The analysis does not elucidate mechanisms through which school closures might affect viral transmission. Whether the estimated associations between school closures and Covid-19 outcomes derive from reducing contacts among children or among their parents and caregivers, who are also less mobile, as a result, is not known.
The authors acknowledge that it is unclear how coronavirus spread would be affected if schools remained open while states enacted other policies to restrict movement. They say it is possible school-related spread may be mitigated with infection-control interventions recommended by the Centers for Disease Control and Prevention (CDC) and the American Academy of Pediatrics, including frequent handwashing, universal mask policies, physical distancing measures and increased sanitation procedures. “However, given that school closure also alters adult behavior, decreasing Covid-19 spread within schools may be inadequate as a standalone intervention and may require continued alteration of adult interactions,” the authors caution.
An editorial in JAMA on the current study says that school officials should consider the latest findings in the context of an evolving evidence base on Covid-19. However, it says that while the study suggests a role for school closures in virus mitigation, school and health officials must balance this with academic, health and economic consequences.
The experts from the University of Pittsburgh suggest that bringing students back to school for in-person instruction may be feasible with a “precision public health approach.” Schools are considering hybrid online and in-person instruction, limiting after-school programs, and reconfiguring spaces, food preparation, and distribution. The editorial says that rather than a “one-size-fits-all recommendation,” school districts should rely on best available evidence including local Covid-19 prevalence, policies and practices regarding mask-wearing, and risk of transmission among children of different ages.
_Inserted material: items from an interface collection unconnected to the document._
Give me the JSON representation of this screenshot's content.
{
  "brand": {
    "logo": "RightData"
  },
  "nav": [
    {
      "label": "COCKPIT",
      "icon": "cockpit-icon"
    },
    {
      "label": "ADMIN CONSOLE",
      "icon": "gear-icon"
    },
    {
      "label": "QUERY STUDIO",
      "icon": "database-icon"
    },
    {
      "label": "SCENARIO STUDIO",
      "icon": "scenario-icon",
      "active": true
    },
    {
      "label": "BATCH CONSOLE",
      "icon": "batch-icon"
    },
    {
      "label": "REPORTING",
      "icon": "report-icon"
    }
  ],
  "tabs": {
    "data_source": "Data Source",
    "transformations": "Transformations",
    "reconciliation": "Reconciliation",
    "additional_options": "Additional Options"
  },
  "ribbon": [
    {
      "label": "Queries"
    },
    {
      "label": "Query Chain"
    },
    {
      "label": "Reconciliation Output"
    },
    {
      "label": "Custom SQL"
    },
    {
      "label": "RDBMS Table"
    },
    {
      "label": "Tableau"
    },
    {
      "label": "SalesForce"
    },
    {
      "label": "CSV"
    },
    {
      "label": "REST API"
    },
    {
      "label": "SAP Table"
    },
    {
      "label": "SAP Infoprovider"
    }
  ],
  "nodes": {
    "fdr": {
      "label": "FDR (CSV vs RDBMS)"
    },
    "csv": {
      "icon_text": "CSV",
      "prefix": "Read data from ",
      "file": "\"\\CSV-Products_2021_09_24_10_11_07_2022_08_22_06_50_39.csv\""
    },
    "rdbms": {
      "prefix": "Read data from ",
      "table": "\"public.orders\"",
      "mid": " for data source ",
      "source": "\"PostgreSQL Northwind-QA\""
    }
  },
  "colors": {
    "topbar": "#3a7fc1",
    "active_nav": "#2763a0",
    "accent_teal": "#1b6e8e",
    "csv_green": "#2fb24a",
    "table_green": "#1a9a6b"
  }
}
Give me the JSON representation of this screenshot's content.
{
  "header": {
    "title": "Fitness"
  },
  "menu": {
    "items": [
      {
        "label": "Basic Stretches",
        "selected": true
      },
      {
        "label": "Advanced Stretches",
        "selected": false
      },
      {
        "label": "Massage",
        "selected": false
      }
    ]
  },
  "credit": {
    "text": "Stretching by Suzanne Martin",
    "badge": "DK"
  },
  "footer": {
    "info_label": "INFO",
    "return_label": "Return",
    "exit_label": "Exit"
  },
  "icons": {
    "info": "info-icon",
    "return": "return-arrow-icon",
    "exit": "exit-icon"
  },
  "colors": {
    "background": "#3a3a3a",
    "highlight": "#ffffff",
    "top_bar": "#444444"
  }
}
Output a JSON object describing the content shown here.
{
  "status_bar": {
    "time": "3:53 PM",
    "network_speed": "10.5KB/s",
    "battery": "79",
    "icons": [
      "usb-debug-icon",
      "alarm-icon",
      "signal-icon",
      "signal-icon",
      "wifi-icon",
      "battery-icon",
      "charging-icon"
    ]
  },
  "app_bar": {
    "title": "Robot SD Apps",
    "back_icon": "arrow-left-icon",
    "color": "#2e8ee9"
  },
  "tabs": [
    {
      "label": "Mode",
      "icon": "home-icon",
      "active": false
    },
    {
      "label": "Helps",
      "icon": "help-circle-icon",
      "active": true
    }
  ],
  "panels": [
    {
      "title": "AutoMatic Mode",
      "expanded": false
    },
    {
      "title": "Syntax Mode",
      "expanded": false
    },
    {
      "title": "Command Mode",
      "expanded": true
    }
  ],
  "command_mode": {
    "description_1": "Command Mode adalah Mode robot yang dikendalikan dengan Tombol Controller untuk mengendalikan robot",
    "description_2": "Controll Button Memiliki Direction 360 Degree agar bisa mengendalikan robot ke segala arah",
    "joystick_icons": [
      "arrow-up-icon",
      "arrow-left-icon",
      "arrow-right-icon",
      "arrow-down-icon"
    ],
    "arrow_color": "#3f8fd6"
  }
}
“The decision to reopen schools for in-person educational instruction during the fall of 2020 is among the greatest challenges that the US has faced in generations. The decision will have life-long implications for millions of children and their families. In many parts of the country this has become a contentious issue, with children, their families, and teachers expressing strong opinions about what is best for them,” says the editorial. The experts emphasize that there has “rarely been a more important time for open discussion and collaboration with a goal of reaching consensus on reopening schools while protecting the health and well-being of students and educators” during the Covid-19 pandemic.